In the media: Local utilities warn against dangers to power supply
“Electricity Grids and Climate Targets: New Approaches to Grid Planning”
The latest assumptions that will be used in the government's grid development plan take new climate protection targets into account, researchers from the German Institute for Economic Research (DIW) said. The DIW research examined the assumptions and scenarios Germany’s grid operators and the Federal Network Agency (Bundesnetzagentur) are using to create a new grid development plan. Unlike previous scenarios, it assumes a significant reduction in power from lignite, following the government’s decision in December to further reduce CO2 emissions from this sector. The researchers also say that the seemingly slow grid expansion in Germany has so far not hindered and will not impede the energy transition in the immediate future.
Read the report in English here.
“Security of supply must not be endangered”
The German Association of Local Utilties (VKU) has told Energy and Economy Minister Sigmar Gabriel that municipal utilities are in favour of a capacity market, according to a press release issued by the VKU after a meeting yesterday. VKU managing director Hans-Joachim Reck said that a first step in the new power market design should be to further develop the capacity reserve. Reck also pushed for a timely reform of the combined heat and power (CHP) generation law, since falling wholesale prices for electricity have forced some of these power stations to go offline and have prohibited investment in this technology – something that is in conflict with the government’s target of increasing CHP in the power mix.
The Ministry for Economic Affairs and Energy is due to publish a white paper on the new power market design in March 2015, followed by new legislation soon afterwards.
See a CLEW dossier on the power market reform here.
“Seehofer is a hazardous case for the Energiewende”
In a reaction to Bavaria’s state premier Horst Seehofer’s statement that a decision on the grid expansion could wait till the end of this year, Anton Hofreiter, head of the Green Party parliamentary group in the Bundestag said that this was “cowardly and irresponsible.” Seehofer was not only sabotaging the Energiewende but also solidarity among the 16 German states, Hofreiter told Welt online. The Bavarian state premier was also endangering industry and jobs because his idea to ensure security of supply by investing in local gas-fired power stations would lead to higher power prices in southern Germany.
See the article in German here.
See a CLEW dossier on the discussion about the grid expansion here.
"Vattenfall boss doesn’t want to be a divider"

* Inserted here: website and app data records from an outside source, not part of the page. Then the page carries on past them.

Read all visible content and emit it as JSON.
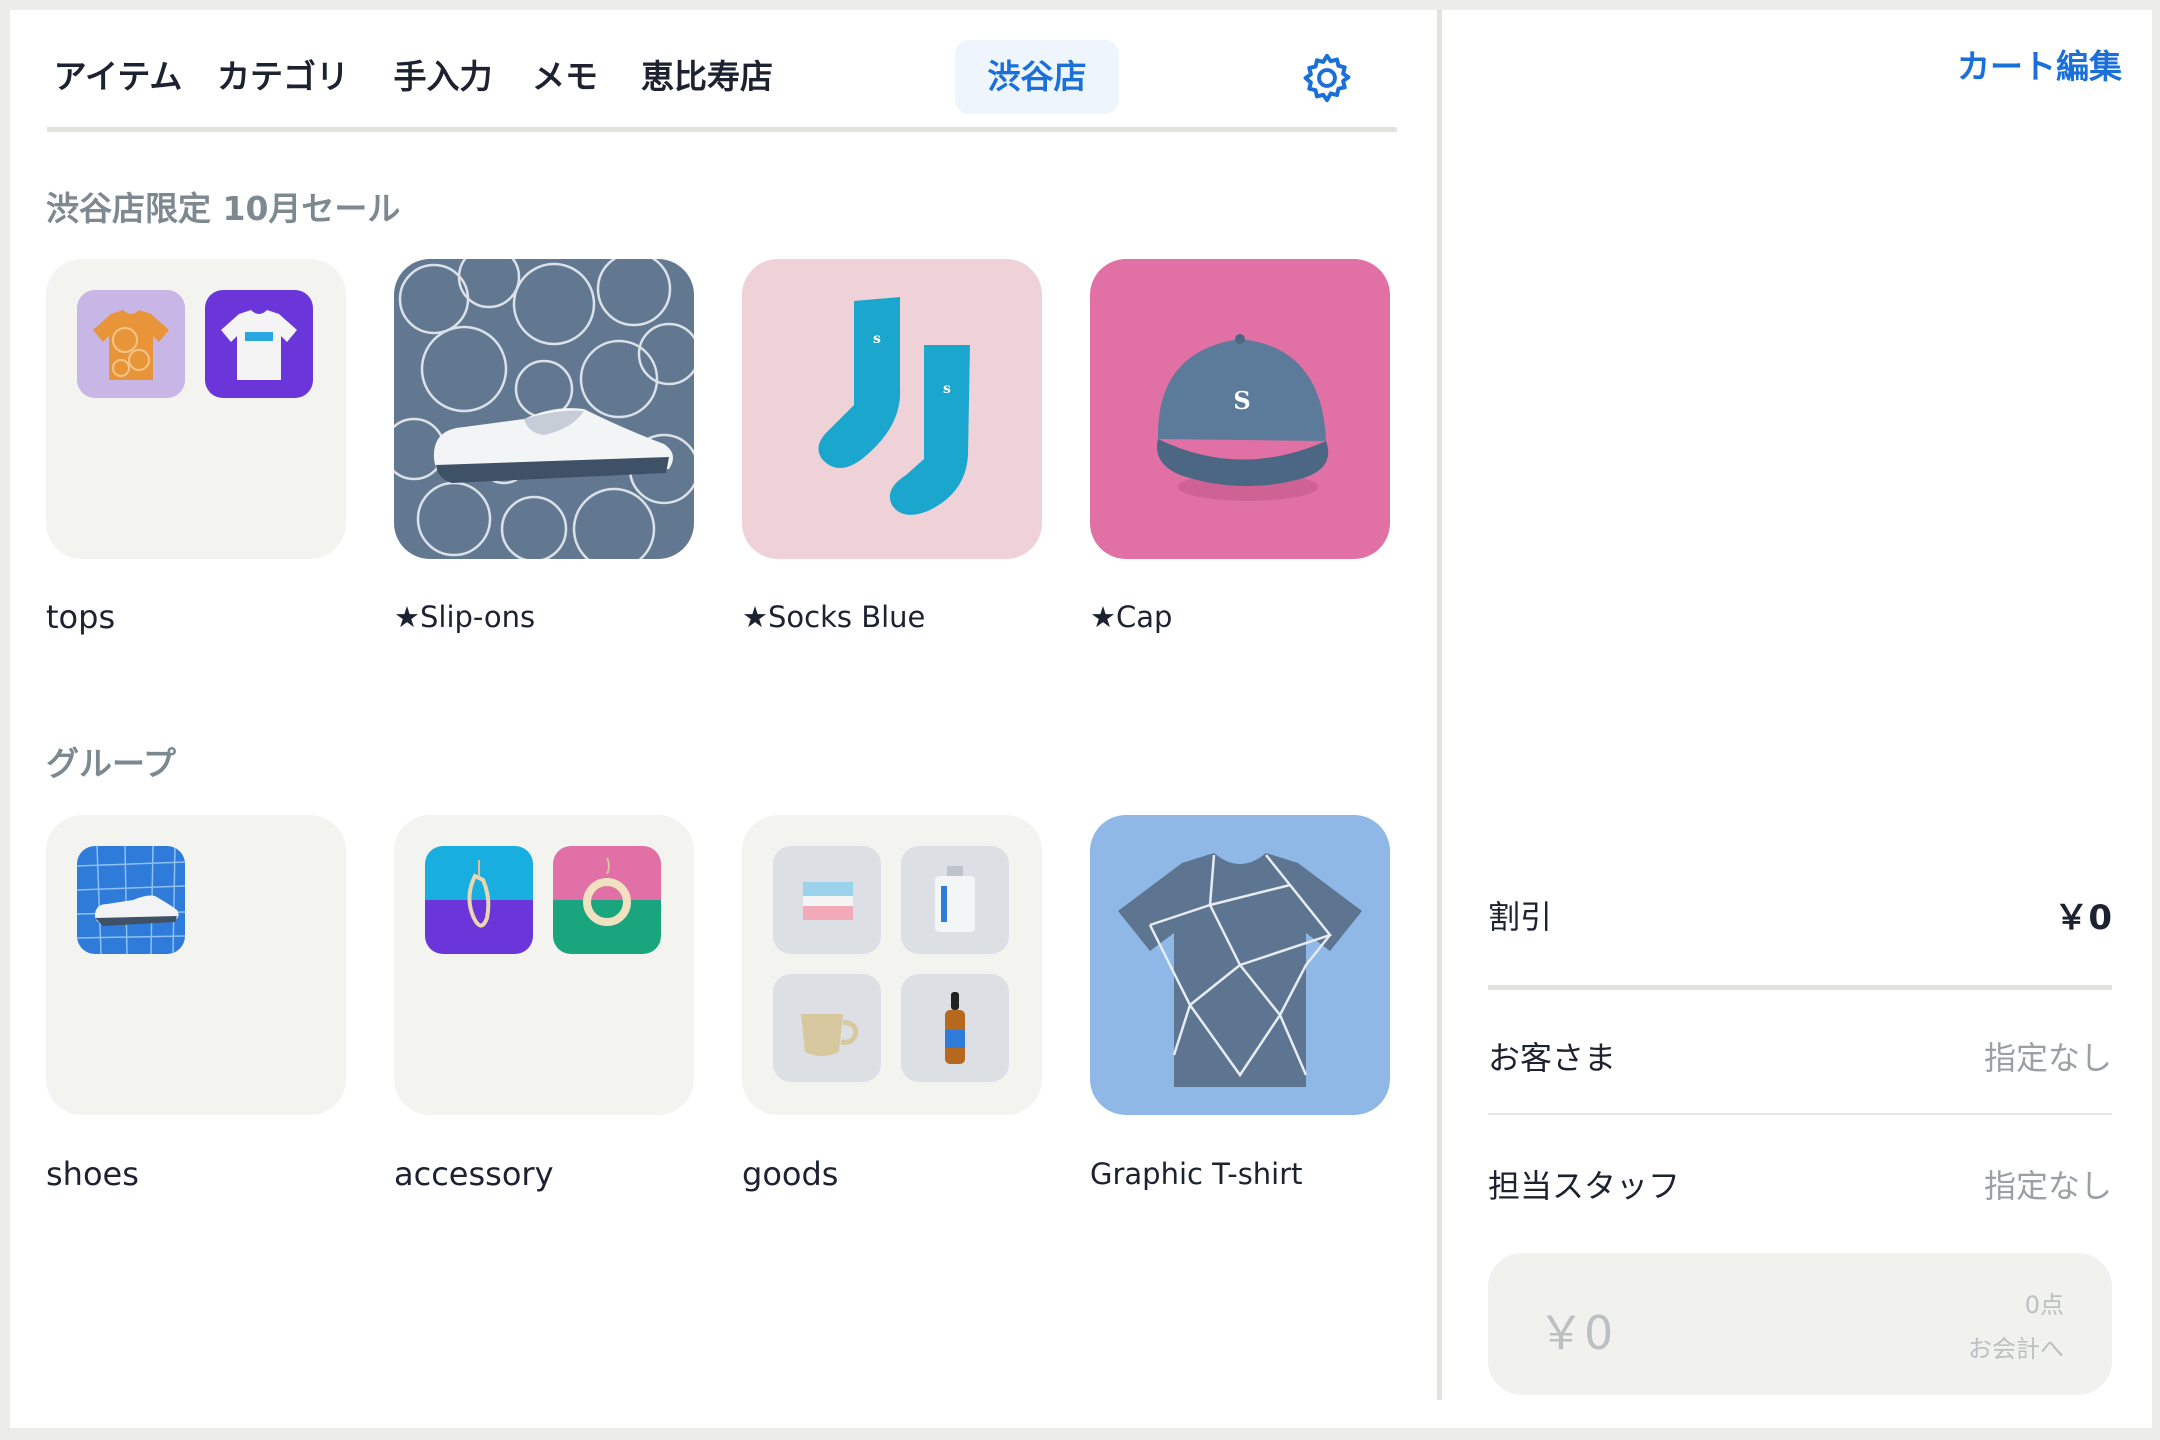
{
  "tabs": [
    {
      "label": "アイテム"
    },
    {
      "label": "カテゴリ"
    },
    {
      "label": "手入力"
    },
    {
      "label": "メモ"
    },
    {
      "label": "恵比寿店"
    },
    {
      "label": "渋谷店",
      "active": true
    }
  ],
  "settings_icon": "gear-icon",
  "sections": {
    "sale": {
      "title": "渋谷店限定 10月セール",
      "tiles": [
        {
          "label": "tops"
        },
        {
          "label": "★Slip-ons"
        },
        {
          "label": "★Socks Blue"
        },
        {
          "label": "★Cap"
        }
      ]
    },
    "groups": {
      "title": "グループ",
      "tiles": [
        {
          "label": "shoes"
        },
        {
          "label": "accessory"
        },
        {
          "label": "goods"
        },
        {
          "label": "Graphic T-shirt"
        }
      ]
    }
  },
  "cart": {
    "edit_label": "カート編集",
    "discount_label": "割引",
    "discount_value": "￥0",
    "customer_label": "お客さま",
    "customer_value": "指定なし",
    "staff_label": "担当スタッフ",
    "staff_value": "指定なし",
    "checkout_amount": "￥0",
    "checkout_count": "0点",
    "checkout_label": "お会計へ"
  },
  "colors": {
    "accent": "#1b6fd8",
    "tile_background": "#f3f3f0",
    "slipons_background": "#627891",
    "socks_background": "#efd2d7",
    "cap_background": "#e170a5",
    "tshirt_background": "#8fb8e6"
  }
}
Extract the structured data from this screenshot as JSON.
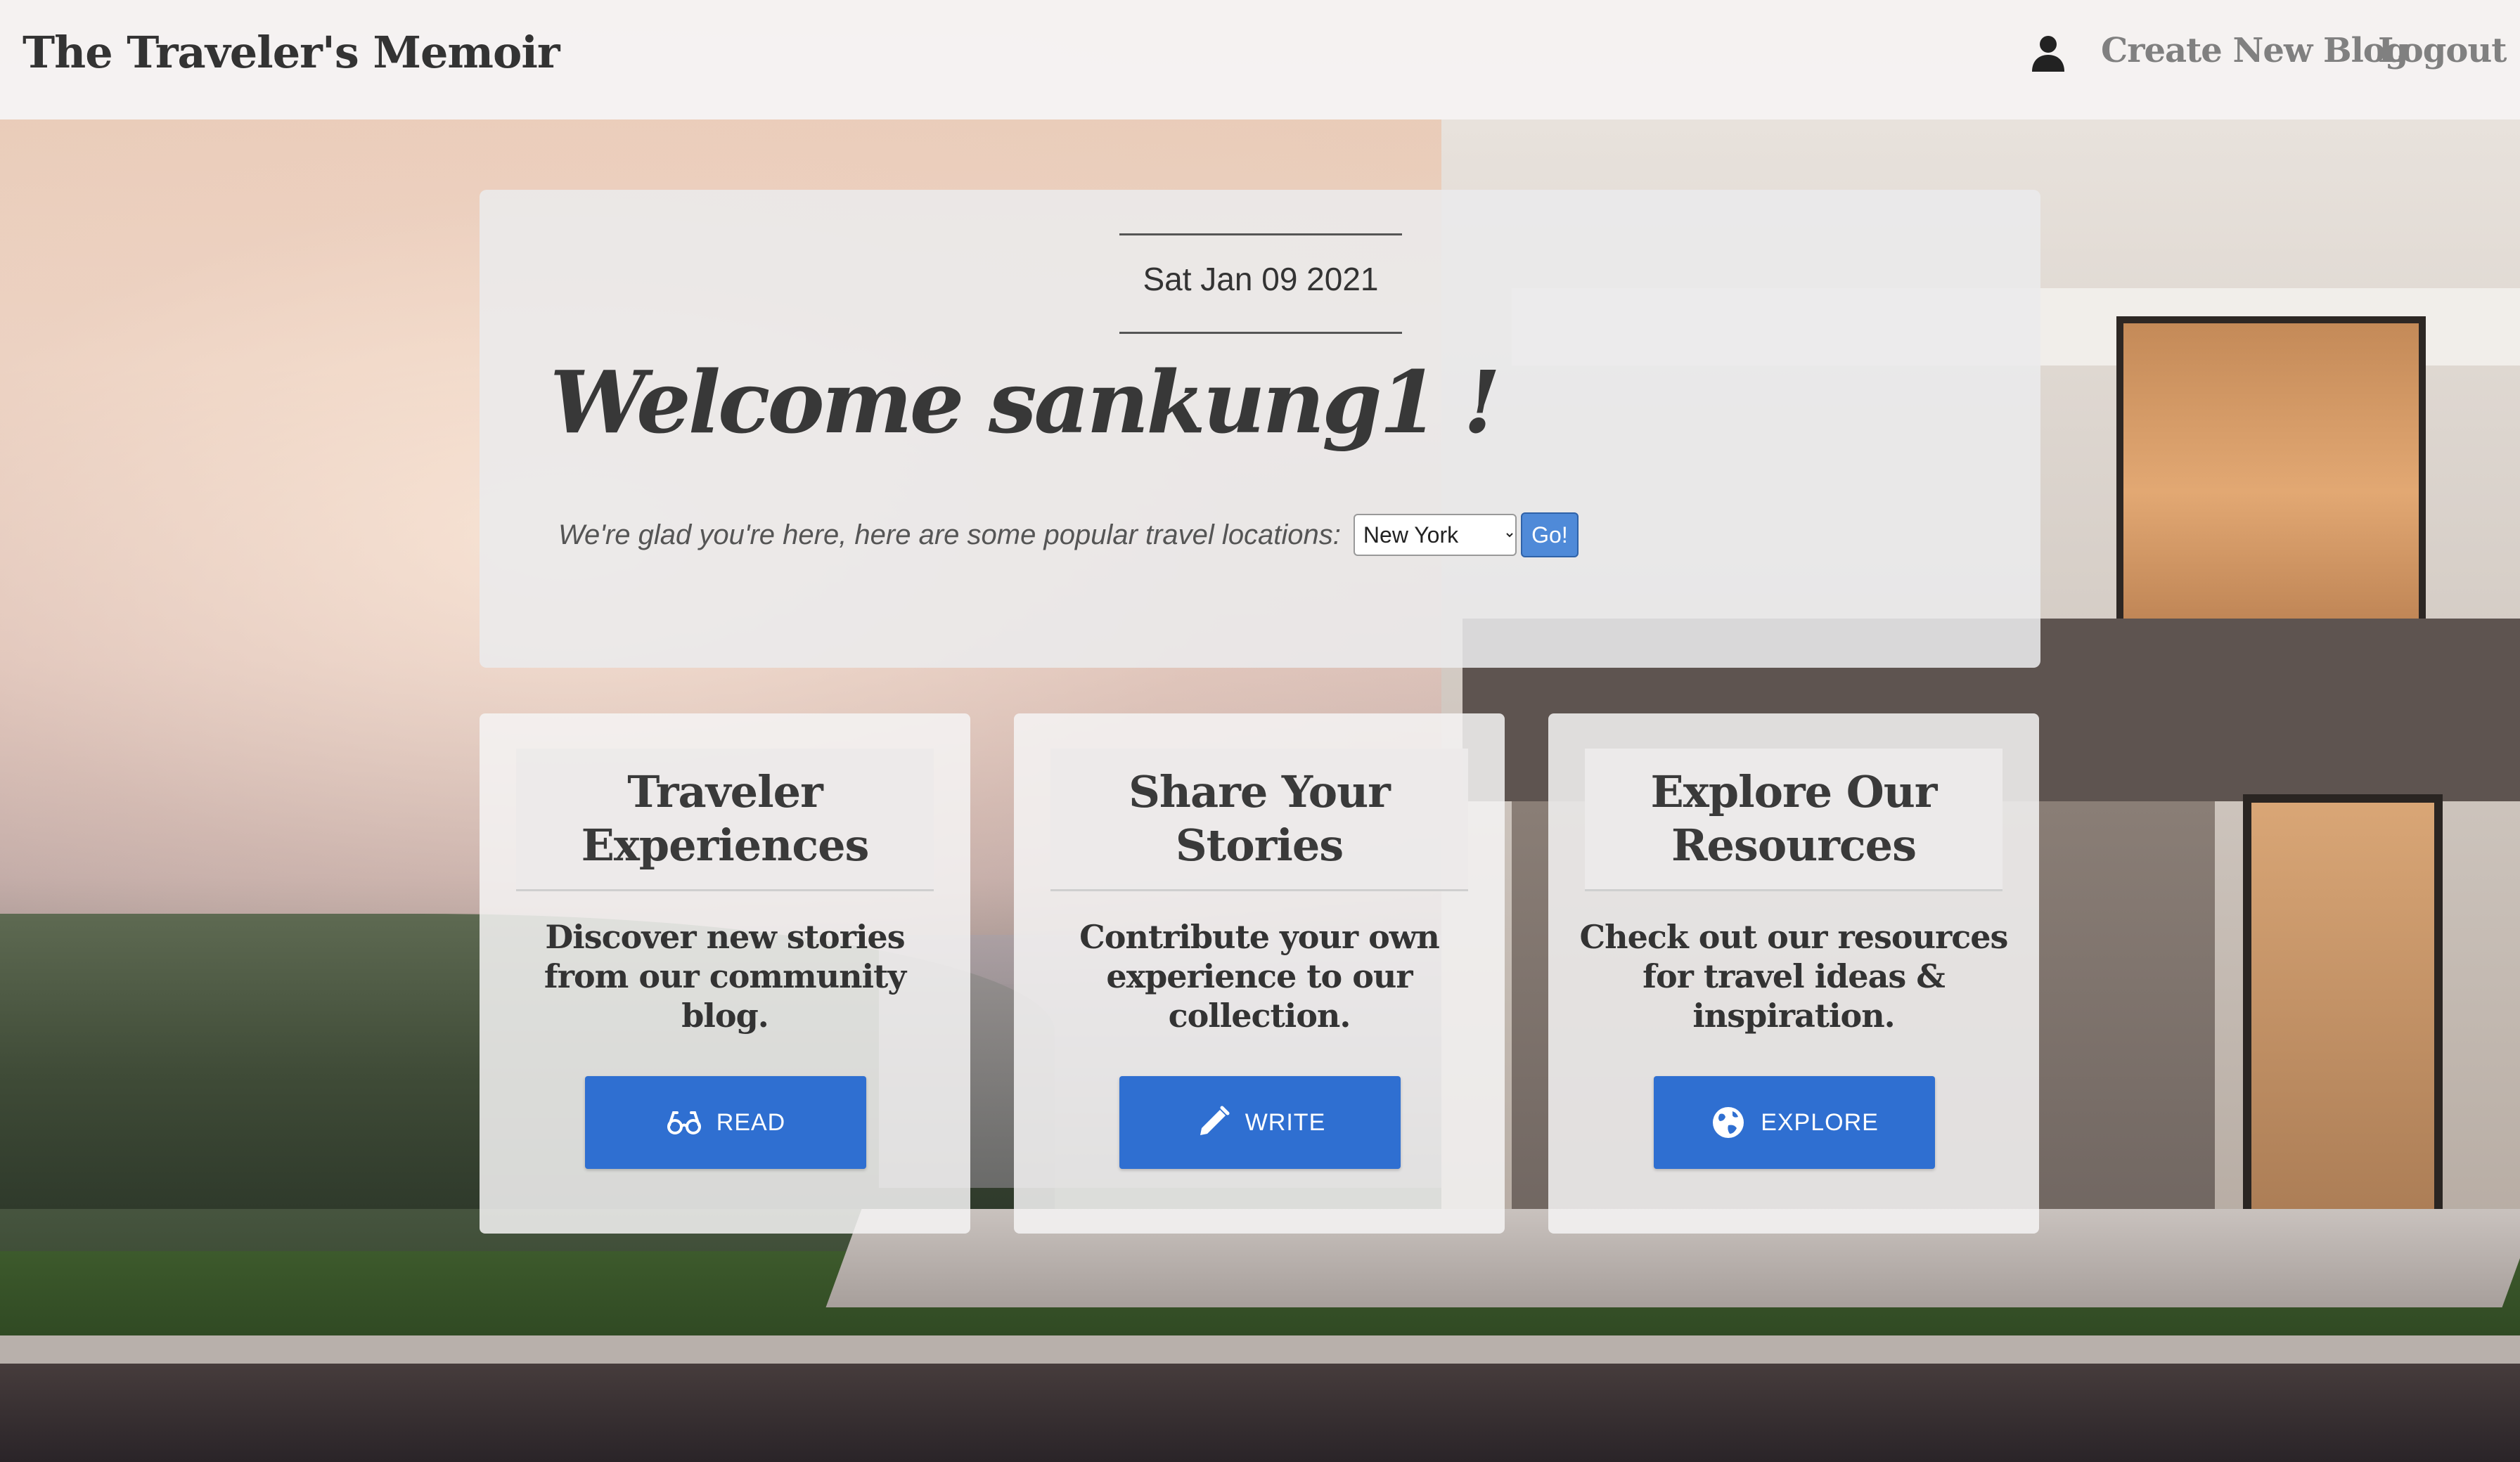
{
  "header": {
    "brand": "The Traveler's Memoir",
    "links": {
      "create": "Create New Blog",
      "logout": "Logout"
    },
    "icons": {
      "user": "user-icon"
    }
  },
  "welcome": {
    "date": "Sat Jan 09 2021",
    "title": "Welcome sankung1 !",
    "subtitle": "We're glad you're here, here are some popular travel locations:",
    "location_select": {
      "selected": "New York"
    },
    "go_label": "Go!"
  },
  "cards": [
    {
      "title": "Traveler Experiences",
      "text": "Discover new stories from our community blog.",
      "button_label": "READ",
      "icon": "glasses-icon"
    },
    {
      "title": "Share Your Stories",
      "text": "Contribute your own experience to our collection.",
      "button_label": "WRITE",
      "icon": "pencil-icon"
    },
    {
      "title": "Explore Our Resources",
      "text": "Check out our resources for travel ideas & inspiration.",
      "button_label": "EXPLORE",
      "icon": "globe-icon"
    }
  ],
  "colors": {
    "accent_button": "#2f6fd1",
    "go_button": "#4f8ad8",
    "nav_link": "#808080"
  }
}
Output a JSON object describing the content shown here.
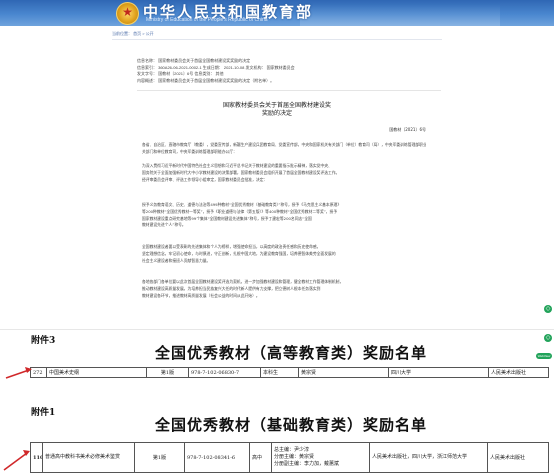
{
  "banner": {
    "title": "中华人民共和国教育部",
    "subtitle": "Ministry of Education of the People's Republic of China",
    "emblem_icon": "national-emblem"
  },
  "breadcrumb": "当前位置： 首页 > 公开",
  "meta": {
    "row1": "信息名称：  国家教材委员会关于首届全国教材建设奖奖励的决定",
    "row2": "信息索引：  360A26-06-2021-0002-1    生成日期：  2021-10-08    发文机构：  国家教材委员会",
    "row3": "发文字号：  国教材〔2021〕6号                    信息类别：  其他",
    "row4": "内容概述：  国家教材委员会关于首届全国教材建设奖奖励的决定（附名单）。"
  },
  "doc": {
    "title_line1": "国家教材委员会关于首届全国教材建设奖",
    "title_line2": "奖励的决定",
    "doc_number": "国教材〔2021〕6号",
    "salutation": "各省、自治区、直辖市教育厅（教委），党委宣传部，新疆生产建设兵团教育局、党委宣传部，中央和国家机关有关部门（单位）教育司（局），中央军委训练管理部职业教育局，",
    "salutation2": "关部门和单位教育司，中央军委训练管理部职能办公厅：",
    "para1": [
      "为深入贯彻习近平新时代中国特色社会主义思想和习近平总书记关于教材建设的重要指示批示精神，落实党中央、",
      "国务院关于全面加强新时代大中小学教材建设的决策部署，国家教材委员会组织开展了首届全国教材建设奖评选工作。",
      "经评审委员会评审、评选工作领导小组审定，国家教材委员会批准，决定："
    ],
    "para2": [
      "授予义务教育语文、历史、道德与法治等499种教材“全国优秀教材（基础教育类）”称号，授予《马克思主义基本原理》",
      "等200种教材“全国优秀教材一等奖”，授予《职业道德与法律（第五版）》等400种教材“全国优秀教材二等奖”，授予",
      "国家教材建设重点研究基地等99个集体“全国教材建设先进集体”称号，授予丁建宏等200名同志“全国",
      "教材建设先进个人”称号。"
    ],
    "para3": [
      "全国教材建设者要以受表彰的先进集体和个人为榜样，增强使命担当，以高度的政治责任感和历史使命感，",
      "坚定理想信念，牢记初心使命，与时俱进，守正创新，扎根中国大地，为建设教育强国，培养德智体美劳全面发展的",
      "社会主义建设者和接班人贡献智慧力量。"
    ],
    "para4": [
      "各地各部门各单位要以此次首届全国教材建设奖评选为契机，进一步加强教材建设和管理，健全教材工作管理体制机制，",
      "推动教材建设高质量发展，为培养担当民族复兴大任的时代新人提供有力支撑，把立德树人根本任务落实到",
      "教材建设各环节，推进教材高质量发展（社会公益的时间从此开始）。"
    ]
  },
  "side_badge_1": "◇",
  "side_badge_2": "◇",
  "side_pill": "WebView",
  "attachment3": {
    "label": "附件3",
    "title": "全国优秀教材（高等教育类）奖励名单",
    "row": {
      "index": "272",
      "name": "中国美术史纲",
      "edition": "第1版",
      "isbn": "978-7-102-06830-7",
      "level": "本科生",
      "author": "黄宗贤",
      "school": "四川大学",
      "publisher": "人民美术出版社"
    }
  },
  "attachment1": {
    "label": "附件1",
    "title": "全国优秀教材（基础教育类）奖励名单",
    "row": {
      "index": "110",
      "name": "普通高中教科书美术必修美术鉴赏",
      "edition": "第1版",
      "isbn": "978-7-102-08341-6",
      "stage": "高中",
      "editor_chief": "总主编：尹少淳",
      "editor_sub": "分册主编：黄宗贤",
      "editor_sub2": "分册副主编：李力加，戴蕙斌",
      "units": "人民美术出版社，四川大学，浙江师范大学",
      "publisher": "人民美术出版社"
    }
  },
  "colors": {
    "banner_blue": "#2f67b4",
    "arrow_red": "#d0282a",
    "badge_green": "#22a35a"
  }
}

Swedish utility Vattenfall wants to sell its lignite mining operations in eastern Germany by the end of this year but this does not mean that it will split up the company like E.ON has, Kevin P. Hoffmann writes in Der Tagesspiegel. Vattenfall CEO Magnus Hall doesn’t seem as interested in such moves as his counterpart Johannes Teyssen at E.ON, the article says. He is taking smaller steps, also because he has to organise and pay billions to dismantle two shuttered nuclear power plants in northern Germany.
“German companies help with renewable energy projects abroad”
Germany is selling components and services for renewable energy projects all over the world, a business that supports over 100,000 jobs in Germany, according to the Renewable Energies Agency, Anja Steinbuch writes in the Süddeutsche Zeitung. From the wind energy industry to biogas and solar, German companies are installing solar panels as far away as Tanzania, Australia and the Philippines, but also within Europe in places like France, the UK and Spain, Steinbuch writes. This is being driven by German know-how, as well as German investors.
“Energiewende: Fewer costs through better weather predictions”
In order to create the best predictions for how much wind energy will be fed into the power grid, scientists are developing new ways to predict the weather, writes Thomas Schneider in the WID-Energiewirtschaft. When wind power facilities fail to produce enough electricity due to weather conditions, this costs money, he writes. As renewables in Germany expand, coming to grips with this issue will be important for stemming losses and making sure the system doesn’t fall victim to fluctuations. The Center for Solar Energy and Hydro Research in Baden-Württemberg and the EWC Weather Consult are evaluating different weather models using computer learning software. Using supercomputers, they analyse large data sets for these models, aiming to get the best prediction for how much wind power can be expected, writes WID.
Read the article in German here.
Mother Nature Network
"Germany's Energiewende is picking up steam"
Germany’s Energiewende is more successful than often portrayed, according to an article by Sami Grover on the website Mother Nature Network. Detailing the increase in renewables, decline in emissions and falling energy prices, Grover writes that the energy transition may be starting to pay off and that 2014 could be a turning point in the transition to a low-carbon economy.
Read the article in English here.